Tell us about your latest book – what inspired you to write it?
Australia turns out to have been the most important place on earth for birds, the source of all the world’s songbirds and parrots and many pigeons. All the songsters in an English country garden have Australian ancestors. Dodos had Australian ancestors. The bird-human interactions in Australia are spectacular: the world’s most dangerous birds (cassowaries) wandering through gardens in north Queensland, magpies stabbing eyes, muttonbirding, etc. Australians know they have unique marsupials but the story of the birds has not been properly told.
What do you hope readers will take from your book?
People are losing contact with nature and I am motivated as a writer to try to reverse that, in the hope that Australians will think ecologically, treat nature better and learn to live sustainably. Much of what is special about our birds – intelligence, aggression, sophistication – is evident in any back yard, and my wish is that everyone acknowledge the birds as part of their local community, because life is richer when you do.
Do you use your own experiences when writing?

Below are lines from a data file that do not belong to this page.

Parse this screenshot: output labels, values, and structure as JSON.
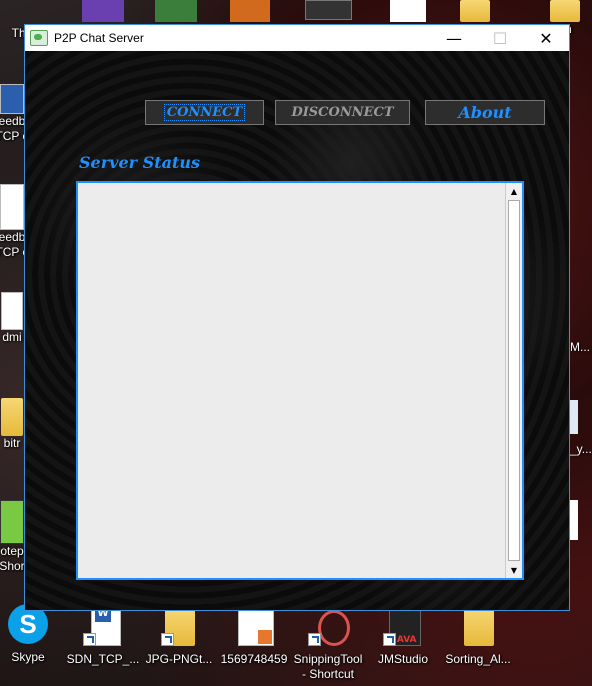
{
  "desktop": {
    "icons_top": [
      "Thi",
      "",
      "",
      "",
      "",
      "",
      "",
      "oh"
    ],
    "icons_left": [
      {
        "label1": "eedb",
        "label2": "TCP c"
      },
      {
        "label1": "eedb",
        "label2": "TCP c"
      },
      {
        "label1": "dmi",
        "label2": ""
      },
      {
        "label1": "bitr",
        "label2": ""
      },
      {
        "label1": "otep",
        "label2": "Shor"
      }
    ],
    "icons_right": [
      "M...",
      "_y...",
      ""
    ],
    "icons_bottom": [
      {
        "label1": "Skype",
        "label2": ""
      },
      {
        "label1": "SDN_TCP_...",
        "label2": ""
      },
      {
        "label1": "JPG-PNGt...",
        "label2": ""
      },
      {
        "label1": "1569748459",
        "label2": ""
      },
      {
        "label1": "SnippingTool",
        "label2": "- Shortcut"
      },
      {
        "label1": "JMStudio",
        "label2": ""
      },
      {
        "label1": "Sorting_Al...",
        "label2": ""
      }
    ]
  },
  "window": {
    "title": "P2P Chat Server",
    "minimize_glyph": "—",
    "maximize_glyph": "☐",
    "close_glyph": "✕"
  },
  "toolbar": {
    "connect_label": "CONNECT",
    "disconnect_label": "DISCONNECT",
    "about_label": "About"
  },
  "status": {
    "label": "Server Status",
    "content": ""
  },
  "scrollbar": {
    "up_glyph": "▲",
    "down_glyph": "▼"
  },
  "colors": {
    "accent": "#1e90ff",
    "window_border": "#3f8ed8",
    "panel_bg": "#ececec"
  }
}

I draw on the research of many others, but animate that by bringing in birds I have seen doing what the research says they do, including albatrosses I watched from a ship bound for Antarctica, cassowaries stalking through suburbia, and an ostrich that chased me in Swaziland. Some of my conclusions came from my own observations so these were pivotal to the book, which presents a new framework for understanding Australian birds.
Which author/s or book/s have had the biggest influence on your work?

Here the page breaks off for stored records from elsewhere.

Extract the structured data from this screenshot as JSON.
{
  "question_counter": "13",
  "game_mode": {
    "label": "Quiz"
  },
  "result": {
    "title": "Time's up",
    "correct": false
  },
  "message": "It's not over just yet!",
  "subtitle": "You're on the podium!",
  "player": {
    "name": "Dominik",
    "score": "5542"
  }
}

American nature writer Aldo Leopold showed that a tiny weed, pondered deeply and written about with beauty, can be a powerful topic. The word-perfect prose of J.M. Coetzee motivates me to pursue liquid clarity in every paragraph, though I am no match for him. I greatly enjoy Jane Austin, and feel encouraged by her continued popularity to believe that you needn’t imitate the bluntness of a news bulletin to be relevant in today’s media-ruled times.

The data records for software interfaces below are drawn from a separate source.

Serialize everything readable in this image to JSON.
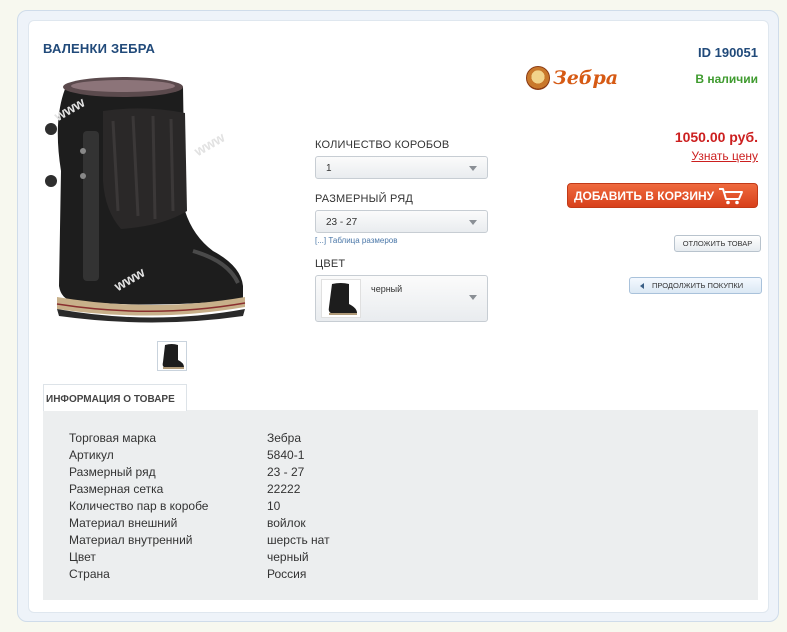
{
  "product": {
    "title": "ВАЛЕНКИ ЗЕБРА",
    "id_label": "ID 190051",
    "brand": "Зебра",
    "stock": "В наличии",
    "price": "1050.00 руб.",
    "ask_price": "Узнать цену"
  },
  "options": {
    "boxes_label": "КОЛИЧЕСТВО КОРОБОВ",
    "boxes_value": "1",
    "size_label": "РАЗМЕРНЫЙ РЯД",
    "size_value": "23 - 27",
    "size_table_link": "[...] Таблица размеров",
    "color_label": "ЦВЕТ",
    "color_value": "черный"
  },
  "actions": {
    "add_to_cart": "ДОБАВИТЬ В КОРЗИНУ",
    "defer": "ОТЛОЖИТЬ ТОВАР",
    "continue": "ПРОДОЛЖИТЬ ПОКУПКИ"
  },
  "info": {
    "tab": "ИНФОРМАЦИЯ О ТОВАРЕ",
    "specs": [
      {
        "key": "Торговая марка",
        "value": "Зебра"
      },
      {
        "key": "Артикул",
        "value": "5840-1"
      },
      {
        "key": "Размерный ряд",
        "value": "23 - 27"
      },
      {
        "key": "Размерная сетка",
        "value": "22222"
      },
      {
        "key": "Количество пар в коробе",
        "value": "10"
      },
      {
        "key": "Материал внешний",
        "value": "войлок"
      },
      {
        "key": "Материал внутренний",
        "value": "шерсть нат"
      },
      {
        "key": "Цвет",
        "value": "черный"
      },
      {
        "key": "Страна",
        "value": "Россия"
      }
    ]
  },
  "colors": {
    "price": "#cc1f1f",
    "stock": "#3f9b2f",
    "title": "#214a7a",
    "cart_button": "#e05228"
  }
}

Do you have a message for aspiring writers?
Good writing is good thinking, so give yourself more than enough time to think it all through, to get to the story behind the story. Be critical of what you write. If you suspect a paragraph could be improved, don’t stop until it is. Every sentence is important.
How and where do you write?
I do much of my writing from a one-room stone cabin by a stream in a forest. As I grow older cities increasingly strike me as strange places with priorities I can’t accept as my own, so the cabin is somewhere I feel free to think about what matters. Time slows down and I have black-cockatoos and black snakes coming by to remind me of their priorities.
Do you have a lucky writing charm?
The charm of the natural world inspires me to write. I am lucky to have so much access to it.